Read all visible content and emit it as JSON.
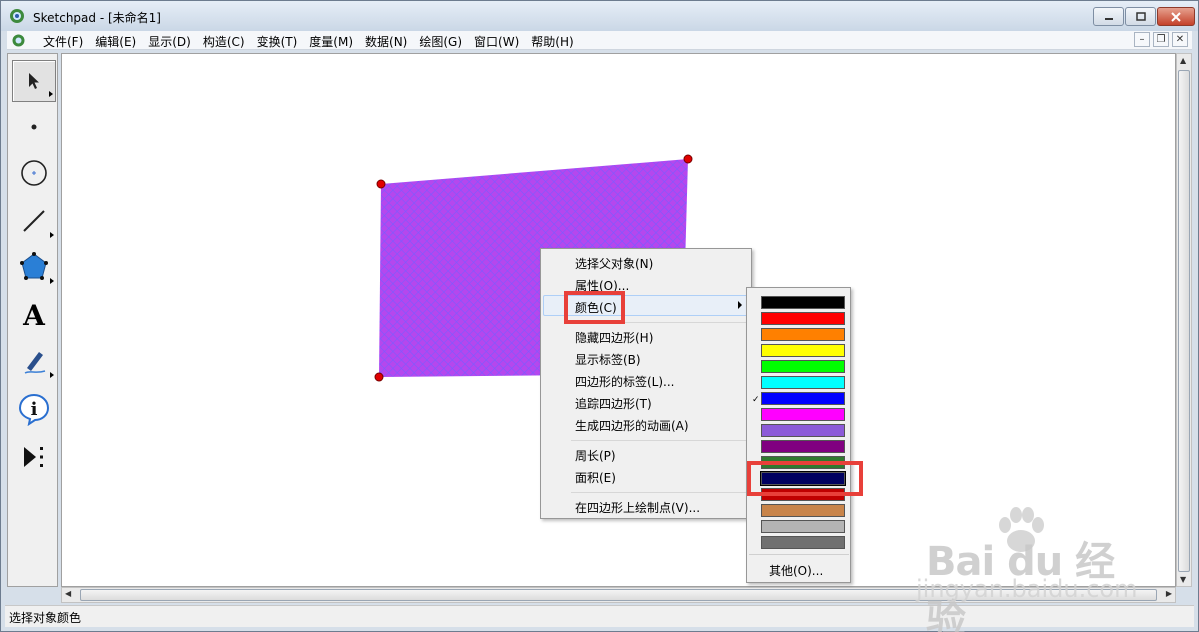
{
  "window": {
    "title": "Sketchpad  - [未命名1]"
  },
  "menubar": {
    "items": [
      {
        "label": "文件(F)",
        "name": "menu-file"
      },
      {
        "label": "编辑(E)",
        "name": "menu-edit"
      },
      {
        "label": "显示(D)",
        "name": "menu-display"
      },
      {
        "label": "构造(C)",
        "name": "menu-construct"
      },
      {
        "label": "变换(T)",
        "name": "menu-transform"
      },
      {
        "label": "度量(M)",
        "name": "menu-measure"
      },
      {
        "label": "数据(N)",
        "name": "menu-data"
      },
      {
        "label": "绘图(G)",
        "name": "menu-graph"
      },
      {
        "label": "窗口(W)",
        "name": "menu-window"
      },
      {
        "label": "帮助(H)",
        "name": "menu-help"
      }
    ]
  },
  "toolbox": {
    "tools": [
      {
        "name": "arrow-select-tool",
        "icon": "arrow-icon",
        "active": true
      },
      {
        "name": "point-tool",
        "icon": "point-icon"
      },
      {
        "name": "compass-tool",
        "icon": "circle-icon"
      },
      {
        "name": "straightedge-tool",
        "icon": "segment-icon"
      },
      {
        "name": "polygon-tool",
        "icon": "pentagon-icon"
      },
      {
        "name": "text-tool",
        "icon": "text-A-icon",
        "glyph": "A"
      },
      {
        "name": "marker-tool",
        "icon": "marker-pen-icon"
      },
      {
        "name": "information-tool",
        "icon": "info-icon",
        "glyph": "i"
      },
      {
        "name": "custom-tool",
        "icon": "custom-tool-icon"
      }
    ]
  },
  "canvas": {
    "shape": "quadrilateral",
    "fill_color": "#b040f0",
    "hatch_color": "#7a40ff",
    "vertex_color": "#e00000"
  },
  "context_menu": {
    "items": {
      "select_parents": "选择父对象(N)",
      "properties": "属性(O)...",
      "color": "颜色(C)",
      "hide_quad": "隐藏四边形(H)",
      "show_label": "显示标签(B)",
      "quad_label": "四边形的标签(L)...",
      "trace_quad": "追踪四边形(T)",
      "animate_quad": "生成四边形的动画(A)",
      "perimeter": "周长(P)",
      "area": "面积(E)",
      "plot_point": "在四边形上绘制点(V)..."
    },
    "highlighted": "color"
  },
  "color_submenu": {
    "swatches": [
      "#000000",
      "#ff0000",
      "#ff8000",
      "#ffff00",
      "#00ff00",
      "#00ffff",
      "#0000ff",
      "#ff00ff",
      "#8c5ad8",
      "#800080",
      "#2f7a2f",
      "#000060",
      "#c00000",
      "#c8844a",
      "#b4b4b4",
      "#707070"
    ],
    "selected_index": 11,
    "other_label": "其他(O)..."
  },
  "status": {
    "text": "选择对象颜色"
  },
  "watermark": {
    "main": "Bai du 经验",
    "sub": "jingyan.baidu.com"
  }
}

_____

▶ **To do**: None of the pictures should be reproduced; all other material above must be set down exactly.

▶ **Exercise output**:
Read all visible content and emit it as JSON.
{
  "window": {
    "title": "Sketchpad  - [未命名1]"
  },
  "menubar": {
    "items": [
      {
        "label": "文件(F)",
        "name": "menu-file"
      },
      {
        "label": "编辑(E)",
        "name": "menu-edit"
      },
      {
        "label": "显示(D)",
        "name": "menu-display"
      },
      {
        "label": "构造(C)",
        "name": "menu-construct"
      },
      {
        "label": "变换(T)",
        "name": "menu-transform"
      },
      {
        "label": "度量(M)",
        "name": "menu-measure"
      },
      {
        "label": "数据(N)",
        "name": "menu-data"
      },
      {
        "label": "绘图(G)",
        "name": "menu-graph"
      },
      {
        "label": "窗口(W)",
        "name": "menu-window"
      },
      {
        "label": "帮助(H)",
        "name": "menu-help"
      }
    ]
  },
  "toolbox": {
    "tools": [
      {
        "name": "arrow-select-tool",
        "icon": "arrow-icon",
        "active": true
      },
      {
        "name": "point-tool",
        "icon": "point-icon"
      },
      {
        "name": "compass-tool",
        "icon": "circle-icon"
      },
      {
        "name": "straightedge-tool",
        "icon": "segment-icon"
      },
      {
        "name": "polygon-tool",
        "icon": "pentagon-icon"
      },
      {
        "name": "text-tool",
        "icon": "text-A-icon",
        "glyph": "A"
      },
      {
        "name": "marker-tool",
        "icon": "marker-pen-icon"
      },
      {
        "name": "information-tool",
        "icon": "info-icon",
        "glyph": "i"
      },
      {
        "name": "custom-tool",
        "icon": "custom-tool-icon"
      }
    ]
  },
  "canvas": {
    "shape": "quadrilateral",
    "fill_color": "#b040f0",
    "hatch_color": "#7a40ff",
    "vertex_color": "#e00000"
  },
  "context_menu": {
    "items": {
      "select_parents": "选择父对象(N)",
      "properties": "属性(O)...",
      "color": "颜色(C)",
      "hide_quad": "隐藏四边形(H)",
      "show_label": "显示标签(B)",
      "quad_label": "四边形的标签(L)...",
      "trace_quad": "追踪四边形(T)",
      "animate_quad": "生成四边形的动画(A)",
      "perimeter": "周长(P)",
      "area": "面积(E)",
      "plot_point": "在四边形上绘制点(V)..."
    },
    "highlighted": "color"
  },
  "color_submenu": {
    "swatches": [
      "#000000",
      "#ff0000",
      "#ff8000",
      "#ffff00",
      "#00ff00",
      "#00ffff",
      "#0000ff",
      "#ff00ff",
      "#8c5ad8",
      "#800080",
      "#2f7a2f",
      "#000060",
      "#c00000",
      "#c8844a",
      "#b4b4b4",
      "#707070"
    ],
    "selected_index": 11,
    "other_label": "其他(O)..."
  },
  "status": {
    "text": "选择对象颜色"
  },
  "watermark": {
    "main": "Bai du 经验",
    "sub": "jingyan.baidu.com"
  }
}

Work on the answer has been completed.